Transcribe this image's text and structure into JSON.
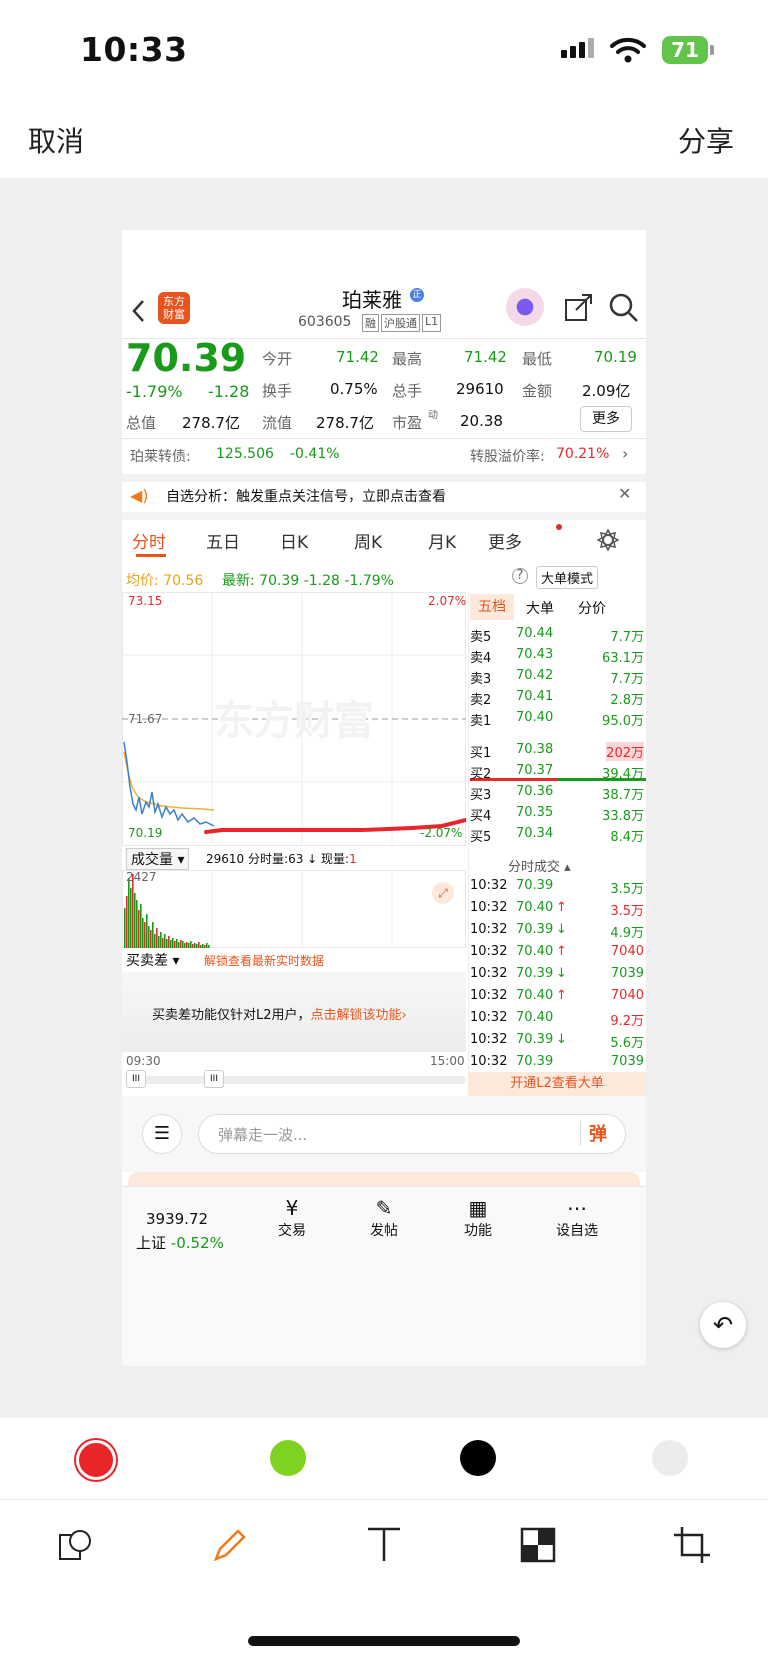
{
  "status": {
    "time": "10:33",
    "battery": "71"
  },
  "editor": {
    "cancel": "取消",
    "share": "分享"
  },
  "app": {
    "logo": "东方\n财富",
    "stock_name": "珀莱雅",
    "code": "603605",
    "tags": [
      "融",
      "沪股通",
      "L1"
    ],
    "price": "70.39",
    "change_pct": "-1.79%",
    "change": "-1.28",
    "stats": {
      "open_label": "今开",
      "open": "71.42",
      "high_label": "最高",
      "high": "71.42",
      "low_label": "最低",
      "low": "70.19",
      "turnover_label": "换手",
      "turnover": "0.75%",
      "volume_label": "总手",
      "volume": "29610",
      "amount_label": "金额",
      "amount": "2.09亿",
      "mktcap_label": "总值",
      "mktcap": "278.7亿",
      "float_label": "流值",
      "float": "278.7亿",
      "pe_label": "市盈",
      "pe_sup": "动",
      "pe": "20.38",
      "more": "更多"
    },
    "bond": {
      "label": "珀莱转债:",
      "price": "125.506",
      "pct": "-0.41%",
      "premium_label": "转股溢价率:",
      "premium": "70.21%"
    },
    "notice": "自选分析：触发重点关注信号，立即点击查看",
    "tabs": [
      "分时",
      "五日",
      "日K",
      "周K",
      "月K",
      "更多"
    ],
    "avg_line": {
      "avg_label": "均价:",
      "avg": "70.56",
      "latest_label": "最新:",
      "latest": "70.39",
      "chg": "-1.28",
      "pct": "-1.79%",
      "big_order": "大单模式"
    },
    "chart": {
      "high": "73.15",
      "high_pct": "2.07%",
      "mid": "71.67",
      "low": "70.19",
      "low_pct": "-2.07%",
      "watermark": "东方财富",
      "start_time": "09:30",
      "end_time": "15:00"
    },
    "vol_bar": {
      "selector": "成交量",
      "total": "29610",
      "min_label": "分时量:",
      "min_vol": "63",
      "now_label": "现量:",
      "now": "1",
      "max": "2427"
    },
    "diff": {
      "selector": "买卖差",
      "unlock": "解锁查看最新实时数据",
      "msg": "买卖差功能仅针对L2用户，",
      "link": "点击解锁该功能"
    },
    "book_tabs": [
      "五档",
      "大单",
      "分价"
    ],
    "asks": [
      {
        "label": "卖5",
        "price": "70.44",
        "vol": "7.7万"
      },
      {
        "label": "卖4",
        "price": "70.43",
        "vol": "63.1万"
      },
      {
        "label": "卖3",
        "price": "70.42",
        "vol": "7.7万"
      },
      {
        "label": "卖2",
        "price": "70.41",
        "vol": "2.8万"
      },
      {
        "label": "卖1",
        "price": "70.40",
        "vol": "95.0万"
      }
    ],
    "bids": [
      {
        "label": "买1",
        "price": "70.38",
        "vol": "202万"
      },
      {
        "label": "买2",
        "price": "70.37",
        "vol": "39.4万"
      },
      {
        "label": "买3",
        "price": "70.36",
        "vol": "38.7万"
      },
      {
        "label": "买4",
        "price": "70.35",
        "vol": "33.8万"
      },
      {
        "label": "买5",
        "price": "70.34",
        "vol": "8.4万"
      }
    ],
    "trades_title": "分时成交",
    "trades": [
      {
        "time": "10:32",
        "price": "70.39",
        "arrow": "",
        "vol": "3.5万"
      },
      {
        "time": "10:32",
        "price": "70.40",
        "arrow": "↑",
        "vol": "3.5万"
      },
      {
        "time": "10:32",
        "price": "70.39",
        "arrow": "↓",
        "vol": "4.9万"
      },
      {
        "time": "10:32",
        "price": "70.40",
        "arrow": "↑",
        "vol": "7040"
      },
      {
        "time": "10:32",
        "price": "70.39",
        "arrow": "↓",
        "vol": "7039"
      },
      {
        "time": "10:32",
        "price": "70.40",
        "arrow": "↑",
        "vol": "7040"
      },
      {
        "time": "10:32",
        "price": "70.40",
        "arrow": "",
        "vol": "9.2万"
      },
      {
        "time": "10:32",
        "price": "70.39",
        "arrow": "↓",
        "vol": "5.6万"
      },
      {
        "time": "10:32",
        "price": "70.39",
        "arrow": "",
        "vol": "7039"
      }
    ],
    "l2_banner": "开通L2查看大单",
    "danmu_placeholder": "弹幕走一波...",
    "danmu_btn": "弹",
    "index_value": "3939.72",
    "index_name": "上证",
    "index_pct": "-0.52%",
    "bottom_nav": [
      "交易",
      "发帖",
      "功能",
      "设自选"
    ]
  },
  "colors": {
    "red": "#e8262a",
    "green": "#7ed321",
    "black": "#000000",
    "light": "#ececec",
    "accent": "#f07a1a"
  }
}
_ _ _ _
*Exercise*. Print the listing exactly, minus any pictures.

*Task response*.
Transcribe this image's text and structure into JSON.
{
  "status": {
    "time": "10:33",
    "battery": "71"
  },
  "editor": {
    "cancel": "取消",
    "share": "分享"
  },
  "app": {
    "logo": "东方\n财富",
    "stock_name": "珀莱雅",
    "code": "603605",
    "tags": [
      "融",
      "沪股通",
      "L1"
    ],
    "price": "70.39",
    "change_pct": "-1.79%",
    "change": "-1.28",
    "stats": {
      "open_label": "今开",
      "open": "71.42",
      "high_label": "最高",
      "high": "71.42",
      "low_label": "最低",
      "low": "70.19",
      "turnover_label": "换手",
      "turnover": "0.75%",
      "volume_label": "总手",
      "volume": "29610",
      "amount_label": "金额",
      "amount": "2.09亿",
      "mktcap_label": "总值",
      "mktcap": "278.7亿",
      "float_label": "流值",
      "float": "278.7亿",
      "pe_label": "市盈",
      "pe_sup": "动",
      "pe": "20.38",
      "more": "更多"
    },
    "bond": {
      "label": "珀莱转债:",
      "price": "125.506",
      "pct": "-0.41%",
      "premium_label": "转股溢价率:",
      "premium": "70.21%"
    },
    "notice": "自选分析：触发重点关注信号，立即点击查看",
    "tabs": [
      "分时",
      "五日",
      "日K",
      "周K",
      "月K",
      "更多"
    ],
    "avg_line": {
      "avg_label": "均价:",
      "avg": "70.56",
      "latest_label": "最新:",
      "latest": "70.39",
      "chg": "-1.28",
      "pct": "-1.79%",
      "big_order": "大单模式"
    },
    "chart": {
      "high": "73.15",
      "high_pct": "2.07%",
      "mid": "71.67",
      "low": "70.19",
      "low_pct": "-2.07%",
      "watermark": "东方财富",
      "start_time": "09:30",
      "end_time": "15:00"
    },
    "vol_bar": {
      "selector": "成交量",
      "total": "29610",
      "min_label": "分时量:",
      "min_vol": "63",
      "now_label": "现量:",
      "now": "1",
      "max": "2427"
    },
    "diff": {
      "selector": "买卖差",
      "unlock": "解锁查看最新实时数据",
      "msg": "买卖差功能仅针对L2用户，",
      "link": "点击解锁该功能"
    },
    "book_tabs": [
      "五档",
      "大单",
      "分价"
    ],
    "asks": [
      {
        "label": "卖5",
        "price": "70.44",
        "vol": "7.7万"
      },
      {
        "label": "卖4",
        "price": "70.43",
        "vol": "63.1万"
      },
      {
        "label": "卖3",
        "price": "70.42",
        "vol": "7.7万"
      },
      {
        "label": "卖2",
        "price": "70.41",
        "vol": "2.8万"
      },
      {
        "label": "卖1",
        "price": "70.40",
        "vol": "95.0万"
      }
    ],
    "bids": [
      {
        "label": "买1",
        "price": "70.38",
        "vol": "202万"
      },
      {
        "label": "买2",
        "price": "70.37",
        "vol": "39.4万"
      },
      {
        "label": "买3",
        "price": "70.36",
        "vol": "38.7万"
      },
      {
        "label": "买4",
        "price": "70.35",
        "vol": "33.8万"
      },
      {
        "label": "买5",
        "price": "70.34",
        "vol": "8.4万"
      }
    ],
    "trades_title": "分时成交",
    "trades": [
      {
        "time": "10:32",
        "price": "70.39",
        "arrow": "",
        "vol": "3.5万"
      },
      {
        "time": "10:32",
        "price": "70.40",
        "arrow": "↑",
        "vol": "3.5万"
      },
      {
        "time": "10:32",
        "price": "70.39",
        "arrow": "↓",
        "vol": "4.9万"
      },
      {
        "time": "10:32",
        "price": "70.40",
        "arrow": "↑",
        "vol": "7040"
      },
      {
        "time": "10:32",
        "price": "70.39",
        "arrow": "↓",
        "vol": "7039"
      },
      {
        "time": "10:32",
        "price": "70.40",
        "arrow": "↑",
        "vol": "7040"
      },
      {
        "time": "10:32",
        "price": "70.40",
        "arrow": "",
        "vol": "9.2万"
      },
      {
        "time": "10:32",
        "price": "70.39",
        "arrow": "↓",
        "vol": "5.6万"
      },
      {
        "time": "10:32",
        "price": "70.39",
        "arrow": "",
        "vol": "7039"
      }
    ],
    "l2_banner": "开通L2查看大单",
    "danmu_placeholder": "弹幕走一波...",
    "danmu_btn": "弹",
    "index_value": "3939.72",
    "index_name": "上证",
    "index_pct": "-0.52%",
    "bottom_nav": [
      "交易",
      "发帖",
      "功能",
      "设自选"
    ]
  },
  "colors": {
    "red": "#e8262a",
    "green": "#7ed321",
    "black": "#000000",
    "light": "#ececec",
    "accent": "#f07a1a"
  }
}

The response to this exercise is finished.